What you need to do -
Each line of the data holding "recaudar" should be found and copied.

Extracted records:
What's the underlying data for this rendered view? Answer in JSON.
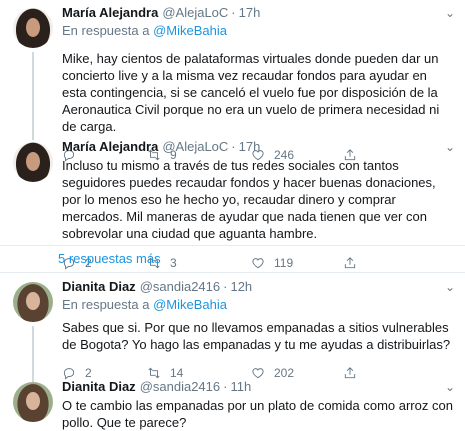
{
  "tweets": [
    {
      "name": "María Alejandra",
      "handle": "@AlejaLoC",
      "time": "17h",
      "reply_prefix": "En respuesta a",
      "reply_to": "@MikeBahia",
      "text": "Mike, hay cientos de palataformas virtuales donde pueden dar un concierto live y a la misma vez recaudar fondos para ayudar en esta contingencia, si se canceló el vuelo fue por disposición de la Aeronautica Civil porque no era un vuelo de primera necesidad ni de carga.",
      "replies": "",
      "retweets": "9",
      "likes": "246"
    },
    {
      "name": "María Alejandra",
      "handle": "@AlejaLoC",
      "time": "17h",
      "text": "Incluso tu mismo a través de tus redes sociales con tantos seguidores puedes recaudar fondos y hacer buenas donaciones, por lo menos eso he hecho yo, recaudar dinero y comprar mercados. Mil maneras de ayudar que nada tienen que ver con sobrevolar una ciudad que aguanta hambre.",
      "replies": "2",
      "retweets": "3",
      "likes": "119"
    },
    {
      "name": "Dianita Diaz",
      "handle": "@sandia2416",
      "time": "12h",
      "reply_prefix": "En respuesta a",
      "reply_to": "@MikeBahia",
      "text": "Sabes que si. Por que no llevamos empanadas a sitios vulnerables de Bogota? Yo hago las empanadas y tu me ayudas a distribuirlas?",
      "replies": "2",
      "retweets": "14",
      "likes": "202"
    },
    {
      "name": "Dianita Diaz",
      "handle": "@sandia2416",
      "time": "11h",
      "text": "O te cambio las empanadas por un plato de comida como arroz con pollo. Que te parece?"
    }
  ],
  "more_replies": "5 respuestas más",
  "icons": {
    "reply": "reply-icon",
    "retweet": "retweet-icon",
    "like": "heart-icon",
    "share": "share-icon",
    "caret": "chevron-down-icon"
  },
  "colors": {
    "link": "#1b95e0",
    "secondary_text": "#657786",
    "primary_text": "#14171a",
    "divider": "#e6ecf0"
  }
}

Result of this exercise -
      "text": "Mike, hay cientos de palataformas virtuales donde pueden dar un concierto live y a la misma vez recaudar fondos para ayudar en esta contingencia, si se canceló el vuelo fue por disposición de la Aeronautica Civil porque no era un vuelo de primera necesidad ni de carga.",
      "text": "Incluso tu mismo a través de tus redes sociales con tantos seguidores puedes recaudar fondos y hacer buenas donaciones, por lo menos eso he hecho yo, recaudar dinero y comprar mercados. Mil maneras de ayudar que nada tienen que ver con sobrevolar una ciudad que aguanta hambre.",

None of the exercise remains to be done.